This is a 2-part series on a workshop that I’ve attended at Singapore Rise and Shine Expo, by Dr Peter Sears. Last year, I attended his father, Dr Bill Sears, at the same expo on raising healthy child and attachment parenting. This year, Dr Peter Sears’ talk focuses on raising smart and well-behaved child, two aspects that most parents are concerned with.
More on Rise and Shine Expo:
Rise and Shine Expo, an informative expo to raise happy and healthy children, was held in Singapore from 22-24 Aug 2014. Workshops were conducted by health and parenting experts and the one I attended was by Dr Peter Sears, ‘Raising smart and ALSO well-behaved child – Is it true that we shouldn’t spare the rod and spoil the child?’
More on Dr Peter Sears:
Dr. Peter Sears is board-certified by The American Academy of Family Practitioners. His primary passion in medicine is to promote well-being and health through the practice of preventive medicine at all ages along with using traditional and complementary treatments for curing of disease. He is also the co-author of two books, with his Dr Sears family on LEAN (see more here on previous interview with Dr Sears LEAN team).

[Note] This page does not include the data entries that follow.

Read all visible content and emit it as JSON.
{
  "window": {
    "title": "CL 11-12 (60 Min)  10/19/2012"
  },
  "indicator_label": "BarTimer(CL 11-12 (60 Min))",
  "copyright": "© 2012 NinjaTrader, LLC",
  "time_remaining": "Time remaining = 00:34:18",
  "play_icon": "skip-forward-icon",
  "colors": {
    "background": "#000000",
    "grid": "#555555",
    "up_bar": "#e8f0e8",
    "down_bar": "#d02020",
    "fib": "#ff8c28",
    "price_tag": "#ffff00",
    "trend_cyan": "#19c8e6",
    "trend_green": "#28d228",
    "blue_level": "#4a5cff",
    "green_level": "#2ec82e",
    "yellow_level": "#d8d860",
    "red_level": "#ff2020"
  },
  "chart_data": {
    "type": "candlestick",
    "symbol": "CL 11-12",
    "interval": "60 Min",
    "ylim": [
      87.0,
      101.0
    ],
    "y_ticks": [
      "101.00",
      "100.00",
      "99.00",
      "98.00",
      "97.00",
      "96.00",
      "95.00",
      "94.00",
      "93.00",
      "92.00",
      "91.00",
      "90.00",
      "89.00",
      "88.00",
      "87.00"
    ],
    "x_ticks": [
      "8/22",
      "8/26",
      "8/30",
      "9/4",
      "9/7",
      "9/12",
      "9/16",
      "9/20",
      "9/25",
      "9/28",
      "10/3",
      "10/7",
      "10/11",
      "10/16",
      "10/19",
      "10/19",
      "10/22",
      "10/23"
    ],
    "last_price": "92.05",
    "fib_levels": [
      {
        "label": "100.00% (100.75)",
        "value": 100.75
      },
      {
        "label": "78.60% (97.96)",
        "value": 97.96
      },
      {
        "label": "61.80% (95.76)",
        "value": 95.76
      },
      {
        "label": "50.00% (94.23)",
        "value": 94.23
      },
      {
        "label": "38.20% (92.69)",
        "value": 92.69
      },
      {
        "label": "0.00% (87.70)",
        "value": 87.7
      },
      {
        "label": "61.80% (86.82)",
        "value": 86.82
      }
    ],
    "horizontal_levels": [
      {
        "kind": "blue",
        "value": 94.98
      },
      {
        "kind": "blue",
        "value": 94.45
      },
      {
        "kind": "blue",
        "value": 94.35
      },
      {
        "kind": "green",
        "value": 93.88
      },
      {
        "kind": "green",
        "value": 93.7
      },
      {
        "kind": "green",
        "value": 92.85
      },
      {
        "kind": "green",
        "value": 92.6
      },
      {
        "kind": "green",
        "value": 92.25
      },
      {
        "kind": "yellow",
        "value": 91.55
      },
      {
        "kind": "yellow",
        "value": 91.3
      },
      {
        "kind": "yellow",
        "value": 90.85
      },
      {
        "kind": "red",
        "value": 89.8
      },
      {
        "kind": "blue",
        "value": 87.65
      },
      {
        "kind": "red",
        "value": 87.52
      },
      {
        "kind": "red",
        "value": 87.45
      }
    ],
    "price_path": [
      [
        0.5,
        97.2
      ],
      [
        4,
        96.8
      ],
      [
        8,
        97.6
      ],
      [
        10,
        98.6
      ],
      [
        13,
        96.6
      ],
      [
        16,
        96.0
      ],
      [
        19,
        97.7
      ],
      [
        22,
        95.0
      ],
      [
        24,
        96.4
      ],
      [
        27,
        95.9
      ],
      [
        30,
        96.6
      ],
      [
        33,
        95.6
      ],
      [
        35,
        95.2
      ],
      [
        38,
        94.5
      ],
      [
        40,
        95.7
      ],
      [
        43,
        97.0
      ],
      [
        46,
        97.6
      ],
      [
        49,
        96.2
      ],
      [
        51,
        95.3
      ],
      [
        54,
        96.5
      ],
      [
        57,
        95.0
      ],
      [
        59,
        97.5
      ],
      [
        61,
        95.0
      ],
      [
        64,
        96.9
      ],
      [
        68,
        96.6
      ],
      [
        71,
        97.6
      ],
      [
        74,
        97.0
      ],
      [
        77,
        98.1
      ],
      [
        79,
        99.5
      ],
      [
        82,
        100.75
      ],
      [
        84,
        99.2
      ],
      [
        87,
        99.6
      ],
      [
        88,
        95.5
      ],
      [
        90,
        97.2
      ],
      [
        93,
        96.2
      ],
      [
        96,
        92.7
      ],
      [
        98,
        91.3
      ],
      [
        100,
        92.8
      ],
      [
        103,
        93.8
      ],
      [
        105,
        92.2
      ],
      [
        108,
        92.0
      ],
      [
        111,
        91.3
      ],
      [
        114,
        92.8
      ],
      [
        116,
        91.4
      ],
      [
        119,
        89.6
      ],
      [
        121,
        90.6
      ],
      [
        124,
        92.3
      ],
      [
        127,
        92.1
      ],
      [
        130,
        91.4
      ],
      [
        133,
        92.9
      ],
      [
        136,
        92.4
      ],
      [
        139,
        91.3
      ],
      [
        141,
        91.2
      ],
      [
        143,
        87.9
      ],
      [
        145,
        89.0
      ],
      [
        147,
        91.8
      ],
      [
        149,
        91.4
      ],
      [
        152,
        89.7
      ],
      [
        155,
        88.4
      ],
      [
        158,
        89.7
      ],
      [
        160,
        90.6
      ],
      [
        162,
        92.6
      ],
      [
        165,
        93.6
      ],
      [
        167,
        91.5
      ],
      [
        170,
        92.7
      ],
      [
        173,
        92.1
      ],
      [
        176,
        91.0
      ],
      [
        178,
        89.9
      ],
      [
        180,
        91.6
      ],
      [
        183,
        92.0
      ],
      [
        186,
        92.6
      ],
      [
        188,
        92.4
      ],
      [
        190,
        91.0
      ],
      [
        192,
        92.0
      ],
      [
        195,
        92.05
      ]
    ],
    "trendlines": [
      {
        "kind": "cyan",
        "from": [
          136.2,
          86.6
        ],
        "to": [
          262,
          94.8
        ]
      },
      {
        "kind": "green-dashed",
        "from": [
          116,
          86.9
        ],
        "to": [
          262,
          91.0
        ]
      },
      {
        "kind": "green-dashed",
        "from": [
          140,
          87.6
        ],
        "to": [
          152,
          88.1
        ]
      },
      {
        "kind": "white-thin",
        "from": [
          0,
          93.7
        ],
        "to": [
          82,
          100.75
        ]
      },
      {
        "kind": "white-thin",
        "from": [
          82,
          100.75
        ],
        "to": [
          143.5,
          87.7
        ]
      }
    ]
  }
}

Which Parenting Style works Best?
Dr Peter Sears started the talk reminding parents that no one technique will work for every child, but instead he believes that forming a trusting bond with the child is the foundation for parenting. Dr Sears (family) believe in attachment parenting, which is being responsive and close to the baby especially in the first six months of birth. It is the natural way to parent because it is nurturing the baby according to the mother’s instinct.
More on attachment parenting, the 7 Bs in Dr Bill Sears’ talk last year

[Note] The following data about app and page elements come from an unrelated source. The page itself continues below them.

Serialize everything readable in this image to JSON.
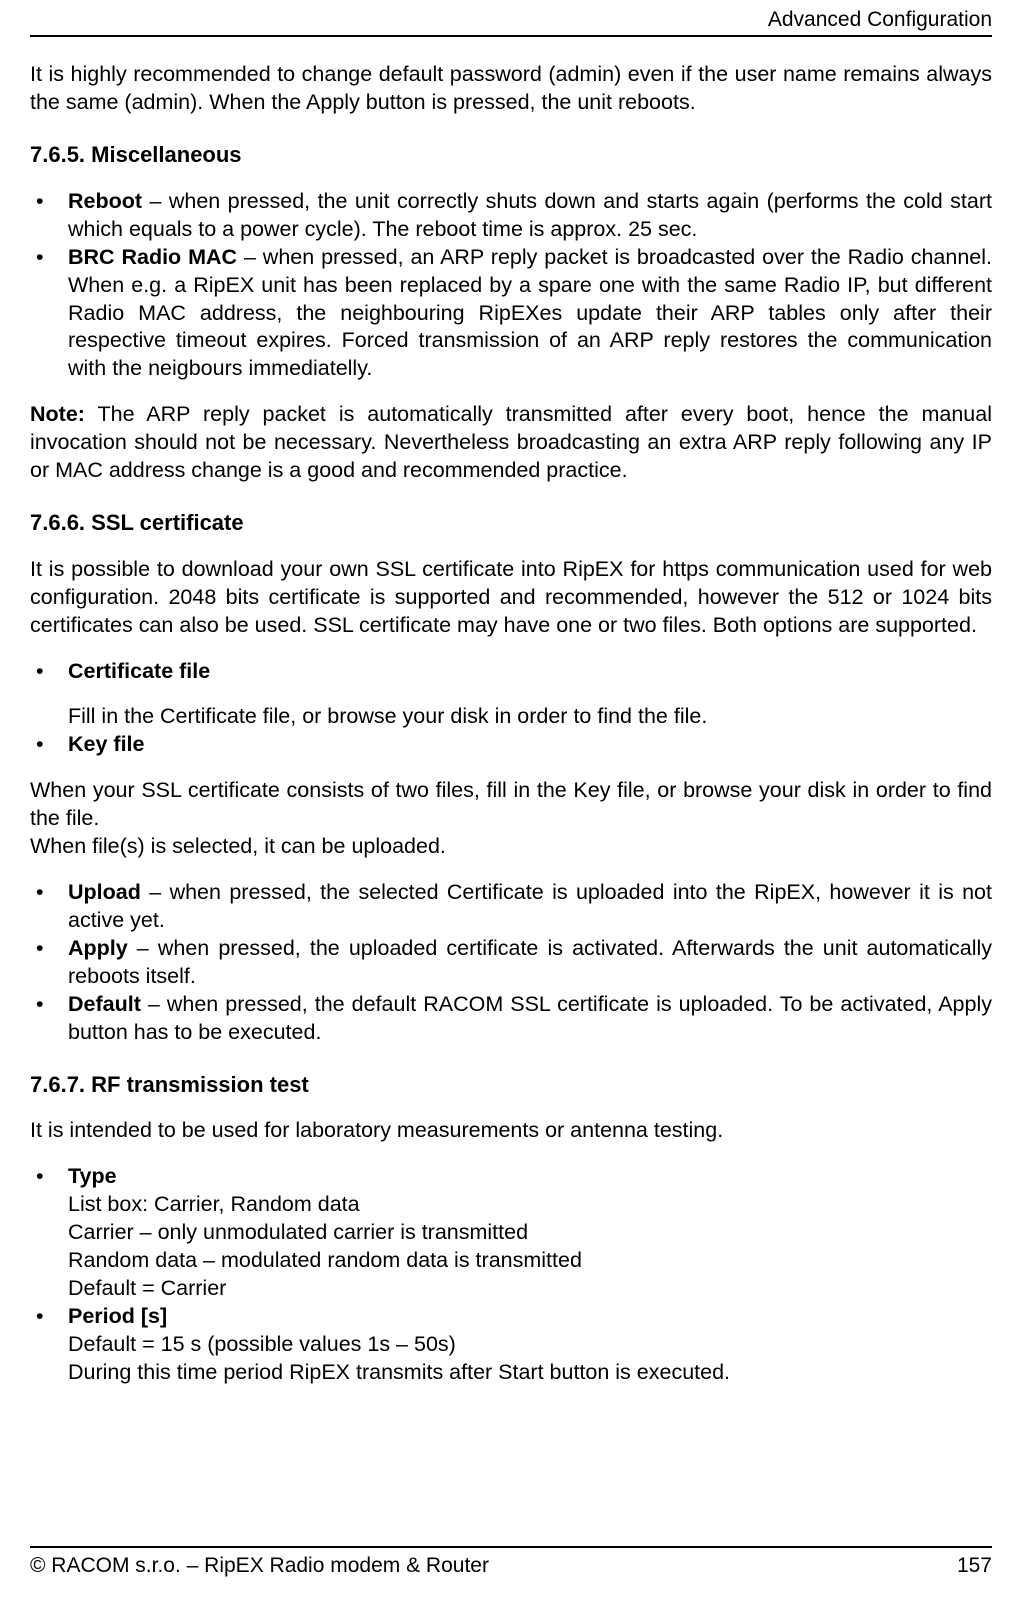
{
  "header": {
    "section": "Advanced Configuration"
  },
  "intro_para": "It is highly recommended to change default password (admin) even if the user name remains always the same (admin). When the Apply button is pressed, the unit reboots.",
  "sec_765": {
    "heading": "7.6.5. Miscellaneous",
    "reboot_label": "Reboot",
    "reboot_text": " – when pressed, the unit correctly shuts down and starts again (performs the cold start which equals to a power cycle). The reboot time is approx. 25 sec.",
    "brc_label": "BRC Radio MAC",
    "brc_text": " – when pressed, an ARP reply packet is broadcasted over the Radio channel. When e.g. a RipEX unit has been replaced by a spare one with the same Radio IP, but different Radio MAC address, the neighbouring RipEXes update their ARP tables only after their respective timeout expires. Forced transmission of an ARP reply restores the communication with the neigbours immediatelly.",
    "note_label": "Note:",
    "note_text": " The ARP reply packet is automatically transmitted after every boot, hence the manual invocation should not be necessary. Nevertheless broadcasting an extra ARP reply following any IP or MAC address change is a good and recommended practice."
  },
  "sec_766": {
    "heading": "7.6.6. SSL certificate",
    "intro": "It is possible to download your own SSL certificate into RipEX for https communication used for web configuration. 2048 bits certificate is supported and recommended, however the 512 or 1024 bits certificates can also be used. SSL certificate may have one or two files. Both options are supported.",
    "cert_label": "Certificate file",
    "cert_desc": "Fill in the Certificate file, or browse your disk in order to find the file.",
    "key_label": "Key file",
    "key_para": "When your SSL certificate consists of two files, fill in the Key file, or browse your disk in order to find the file.",
    "key_para2": "When file(s) is selected, it can be uploaded.",
    "upload_label": "Upload",
    "upload_text": " – when pressed, the selected Certificate is uploaded into the RipEX, however it is not active yet.",
    "apply_label": "Apply",
    "apply_text": "  – when pressed, the uploaded certificate is activated. Afterwards the unit automatically reboots itself.",
    "default_label": "Default",
    "default_text": "  – when pressed, the default RACOM SSL certificate is uploaded. To be activated, Apply button has to be executed."
  },
  "sec_767": {
    "heading": "7.6.7. RF transmission test",
    "intro": "It is intended to be used for laboratory measurements or antenna testing.",
    "type_label": "Type",
    "type_line1": "List box: Carrier, Random data",
    "type_line2": "Carrier – only unmodulated carrier is transmitted",
    "type_line3": "Random data – modulated random data is transmitted",
    "type_line4": "Default = Carrier",
    "period_label": "Period [s]",
    "period_line1": "Default = 15 s (possible values 1s – 50s)",
    "period_line2": "During this time period RipEX transmits after Start button is executed."
  },
  "footer": {
    "copyright": "© RACOM s.r.o. – RipEX Radio modem & Router",
    "page": "157"
  }
}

- Birth bonding
- Baby wearing
- Bed Sharing
- Believe Baby’s Cries
- Beware of Baby Trainers
With attachment parenting as the foundation to build trust between parent and child, Dr Sears observed in their family practice that it will lead to the following desirable C Outcomes in kids:
- Caring kids
- Comfortable with intimacy
- Confident kids
- Confident parents
Pros and Cons in Parenting Styles
Dr Peter Sears shared about differences in two main parenting styles below:
Authoritarian Style – This parenting style tends towards a command and control approach with a focus on wrong-doing and punishment. Spanking is often part of this parenting style. The positives of this style is that it is very clear to the child that the parent is in-charge and the child needs to obey. The parent being in-charge is important as a growing child needs guidance, direction and security.
The negative of this style is the potential pitfall of taking love from the parent-child relationship and inadequate positive reinforcements for the child. There is also a danger of the child engaging in the desired behavior out of fear, instead of out of respect. Moreover, the desired behavior does not come from self (child) who is able to think through the consequences and exercise inner control.
Permissive Style – This parenting style is characterized with warmth and affection, but with few or unclear limits. While it is good that there is much positive reinforcement given to the child, the negative is that the child takes control.
Authoritative Style – A more balanced parenting approach is to combine the positives of the above two styles, which gives the child love and warmth with structure. While this parenting style allows the child to thrive the best, it also requires more dedication, responsibility and creativity from parents. (It takes MORE work!) An authoritative parenting style fosters competence and mature moral judgment in the child, lowering the risk for problem behavior.
Is Spanking OK?
Dr Peter Sears explained that cultural and society settings affect whether spanking is involved in parenting. For instance, many European countries, Canada and New Zealand have legislation prohibiting spanking. This comes from studies that spanking has adverse effects that are associated with anti-social behavior, decreased rate of school performance and more behavioral and mental issues (for instance, depression and bi-polar).
Spanking may also send the wrong message that physical force is the way to resolve conflicts or issues. It is also very easy for parents to cross the line as physical force may be used when parents are stressed or a stronger force may hurt the child.
Dr Peter Sears provided alternatives to spanking, such as time-outs and explaining the consequences of misbehavior. Parents can engage in re-wind/ replay scenarios with the child to guide the child towards right behavior.
There is much balance required in parenting and next week, we will be sharing various aspects from Dr Peter Sears. Gratitude to Dr Peter Sears for taking time to review this blog post.